Topic: How To Invest

Q: Pat: What is the difference between Royal Dutch Shell’s RDS-A and RDS-B shares. Thanks.

Article Excerpt

A: Royal Dutch Shell plc (ADR), $65.95, symbol RDS.B on New York and $64.00, symbol RDS.A on New York, (ADRs outstanding: 4.1 billion; Market cap: $266.6 billion; www.shell.com), is one of the world’s largest oil companies with about 92,000 employees in 80 countries. It also has interests in chemical companies and other energy-related businesses. Royal Dutch Shell plc was founded in 1907 and is headquartered in The Hague, the Netherlands. The company has two share classes: the A-shares (RDS.A) are subject to Dutch law; and the B-shares (RDS.B) fall under U.K. law. The primary listing for the stock is on the London exchange (RDS.B), followed by AEX/Euronext exchange in the Netherlands (RDS.A). Both shares also trade on New York as ADRs. The main difference from an investor’s viewpoint is the “A” shares are tied to the Dutch tax system, which means dividends paid out to non-European Union (EU) residents are subject to a 15% withholding tax. In contrast, London-listed “B” shares have no withholding…

You are trying to access subscriber-only content.

To read this article, you may subscribe or sign in.
If you are already a subscriber, log in here.

If you wish to become a subscriber, click here.

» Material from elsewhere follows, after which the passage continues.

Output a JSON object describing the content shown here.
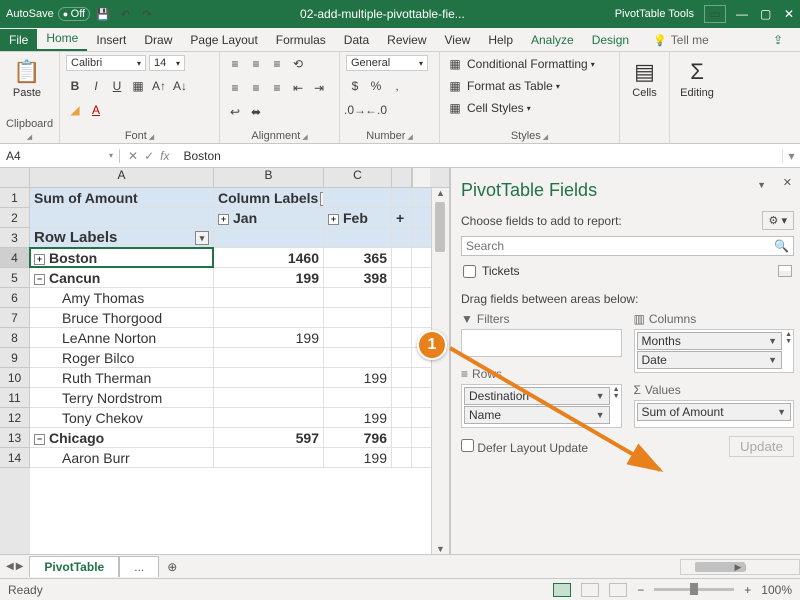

Or you may enjoy access to all our publications when you become a Member of Pat McKeough's Inner Circle Pro.